> **Task to complete**: Your answer should be every line with the word "Retenção", copied from the data below.
---------- Records for this task ----------
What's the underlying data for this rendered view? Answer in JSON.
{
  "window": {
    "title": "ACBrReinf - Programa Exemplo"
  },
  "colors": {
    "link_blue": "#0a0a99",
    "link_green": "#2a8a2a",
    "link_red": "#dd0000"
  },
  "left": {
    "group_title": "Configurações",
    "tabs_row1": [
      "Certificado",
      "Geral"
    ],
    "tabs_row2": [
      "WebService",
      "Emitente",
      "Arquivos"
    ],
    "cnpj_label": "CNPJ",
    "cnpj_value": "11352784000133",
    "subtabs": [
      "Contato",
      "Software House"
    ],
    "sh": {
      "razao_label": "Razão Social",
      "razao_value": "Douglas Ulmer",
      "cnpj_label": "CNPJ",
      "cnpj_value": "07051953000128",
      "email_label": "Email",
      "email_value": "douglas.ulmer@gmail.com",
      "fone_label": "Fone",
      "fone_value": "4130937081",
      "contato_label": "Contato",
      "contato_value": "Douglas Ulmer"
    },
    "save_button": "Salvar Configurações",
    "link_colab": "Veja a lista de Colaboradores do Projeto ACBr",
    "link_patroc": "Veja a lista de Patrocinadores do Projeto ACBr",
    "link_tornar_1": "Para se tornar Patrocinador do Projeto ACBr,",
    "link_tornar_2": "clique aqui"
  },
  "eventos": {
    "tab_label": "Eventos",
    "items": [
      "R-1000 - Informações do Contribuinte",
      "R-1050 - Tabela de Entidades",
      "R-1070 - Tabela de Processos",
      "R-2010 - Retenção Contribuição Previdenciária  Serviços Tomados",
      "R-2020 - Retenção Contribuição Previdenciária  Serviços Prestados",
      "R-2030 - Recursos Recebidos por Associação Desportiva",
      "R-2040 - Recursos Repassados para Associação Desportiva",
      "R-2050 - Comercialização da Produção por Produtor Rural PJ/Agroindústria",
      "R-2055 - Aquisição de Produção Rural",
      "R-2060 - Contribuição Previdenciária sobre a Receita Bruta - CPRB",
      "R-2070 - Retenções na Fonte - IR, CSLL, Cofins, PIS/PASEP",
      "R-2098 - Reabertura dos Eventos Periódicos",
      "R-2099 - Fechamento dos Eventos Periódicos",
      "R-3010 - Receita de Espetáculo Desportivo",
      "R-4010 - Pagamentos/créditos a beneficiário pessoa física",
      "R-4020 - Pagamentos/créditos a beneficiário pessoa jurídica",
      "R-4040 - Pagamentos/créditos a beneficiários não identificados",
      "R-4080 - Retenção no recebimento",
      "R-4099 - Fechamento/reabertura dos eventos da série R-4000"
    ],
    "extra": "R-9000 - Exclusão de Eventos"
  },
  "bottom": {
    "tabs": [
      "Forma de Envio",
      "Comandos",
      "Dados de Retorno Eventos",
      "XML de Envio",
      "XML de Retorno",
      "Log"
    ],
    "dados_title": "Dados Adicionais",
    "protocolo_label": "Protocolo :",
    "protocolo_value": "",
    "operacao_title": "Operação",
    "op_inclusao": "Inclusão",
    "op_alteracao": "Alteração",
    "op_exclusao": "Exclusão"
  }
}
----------
> **Exercise response**:
      "R-2010 - Retenção Contribuição Previdenciária  Serviços Tomados",
      "R-2020 - Retenção Contribuição Previdenciária  Serviços Prestados",
      "R-4080 - Retenção no recebimento",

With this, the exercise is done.